__What is required__
Restate the listing below word for word; no picture is to be carried over.
== == ==
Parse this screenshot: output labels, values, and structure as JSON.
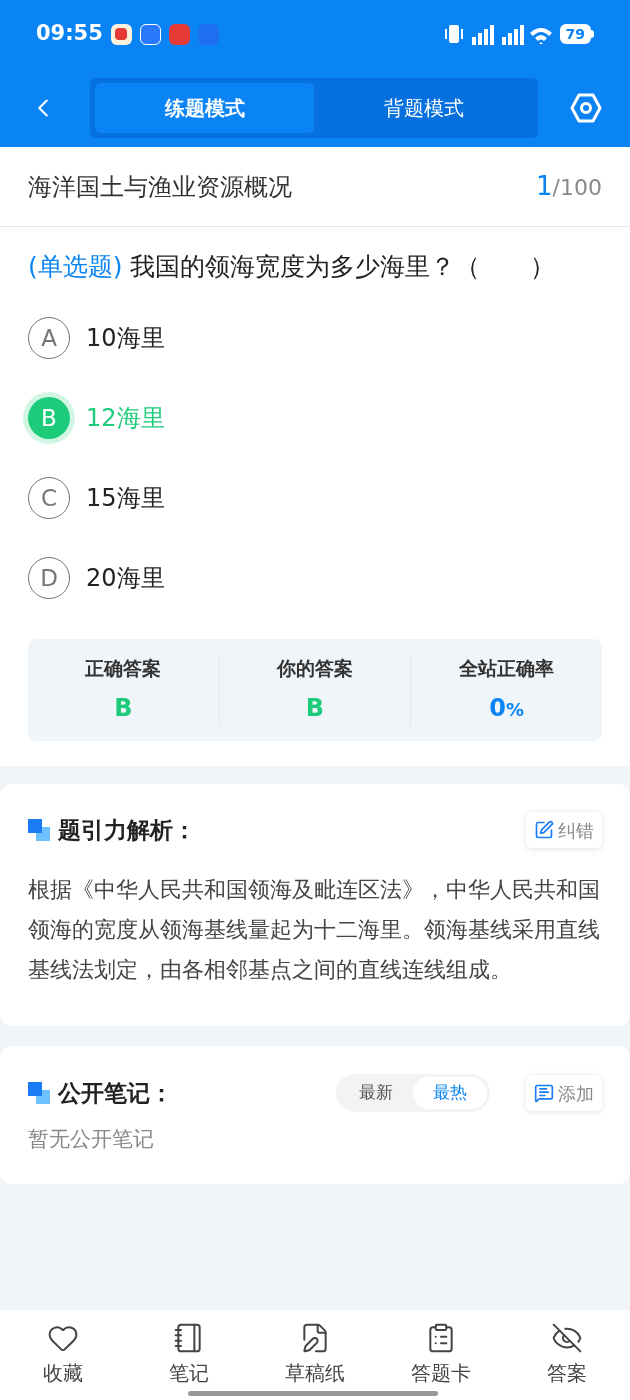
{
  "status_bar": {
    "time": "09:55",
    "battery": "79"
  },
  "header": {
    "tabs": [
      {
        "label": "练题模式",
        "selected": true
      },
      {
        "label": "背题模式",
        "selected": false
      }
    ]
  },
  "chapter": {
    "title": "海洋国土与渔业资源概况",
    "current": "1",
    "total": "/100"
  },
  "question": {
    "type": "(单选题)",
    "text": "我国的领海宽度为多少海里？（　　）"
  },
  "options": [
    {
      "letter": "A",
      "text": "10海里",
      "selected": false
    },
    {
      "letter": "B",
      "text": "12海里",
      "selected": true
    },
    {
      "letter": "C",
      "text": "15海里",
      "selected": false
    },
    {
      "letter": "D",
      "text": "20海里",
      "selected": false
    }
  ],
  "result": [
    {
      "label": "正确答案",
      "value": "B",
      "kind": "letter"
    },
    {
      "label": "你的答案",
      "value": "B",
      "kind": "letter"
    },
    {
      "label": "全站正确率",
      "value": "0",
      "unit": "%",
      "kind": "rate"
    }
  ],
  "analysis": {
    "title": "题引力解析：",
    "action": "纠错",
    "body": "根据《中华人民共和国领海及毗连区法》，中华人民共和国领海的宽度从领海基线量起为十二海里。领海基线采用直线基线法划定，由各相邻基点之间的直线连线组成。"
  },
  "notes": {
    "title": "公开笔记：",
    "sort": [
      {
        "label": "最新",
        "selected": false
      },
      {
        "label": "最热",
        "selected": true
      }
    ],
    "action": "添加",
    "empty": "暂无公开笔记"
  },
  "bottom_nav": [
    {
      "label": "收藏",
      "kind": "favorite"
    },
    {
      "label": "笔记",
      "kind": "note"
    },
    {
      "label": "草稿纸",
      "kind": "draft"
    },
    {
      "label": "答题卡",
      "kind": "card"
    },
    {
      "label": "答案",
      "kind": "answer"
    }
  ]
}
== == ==
__Exercise solution__
Parse this screenshot: output labels, values, and structure as JSON.
{
  "status_bar": {
    "time": "09:55",
    "battery": "79"
  },
  "header": {
    "tabs": [
      {
        "label": "练题模式",
        "selected": true
      },
      {
        "label": "背题模式",
        "selected": false
      }
    ]
  },
  "chapter": {
    "title": "海洋国土与渔业资源概况",
    "current": "1",
    "total": "/100"
  },
  "question": {
    "type": "(单选题)",
    "text": "我国的领海宽度为多少海里？（　　）"
  },
  "options": [
    {
      "letter": "A",
      "text": "10海里",
      "selected": false
    },
    {
      "letter": "B",
      "text": "12海里",
      "selected": true
    },
    {
      "letter": "C",
      "text": "15海里",
      "selected": false
    },
    {
      "letter": "D",
      "text": "20海里",
      "selected": false
    }
  ],
  "result": [
    {
      "label": "正确答案",
      "value": "B",
      "kind": "letter"
    },
    {
      "label": "你的答案",
      "value": "B",
      "kind": "letter"
    },
    {
      "label": "全站正确率",
      "value": "0",
      "unit": "%",
      "kind": "rate"
    }
  ],
  "analysis": {
    "title": "题引力解析：",
    "action": "纠错",
    "body": "根据《中华人民共和国领海及毗连区法》，中华人民共和国领海的宽度从领海基线量起为十二海里。领海基线采用直线基线法划定，由各相邻基点之间的直线连线组成。"
  },
  "notes": {
    "title": "公开笔记：",
    "sort": [
      {
        "label": "最新",
        "selected": false
      },
      {
        "label": "最热",
        "selected": true
      }
    ],
    "action": "添加",
    "empty": "暂无公开笔记"
  },
  "bottom_nav": [
    {
      "label": "收藏",
      "kind": "favorite"
    },
    {
      "label": "笔记",
      "kind": "note"
    },
    {
      "label": "草稿纸",
      "kind": "draft"
    },
    {
      "label": "答题卡",
      "kind": "card"
    },
    {
      "label": "答案",
      "kind": "answer"
    }
  ]
}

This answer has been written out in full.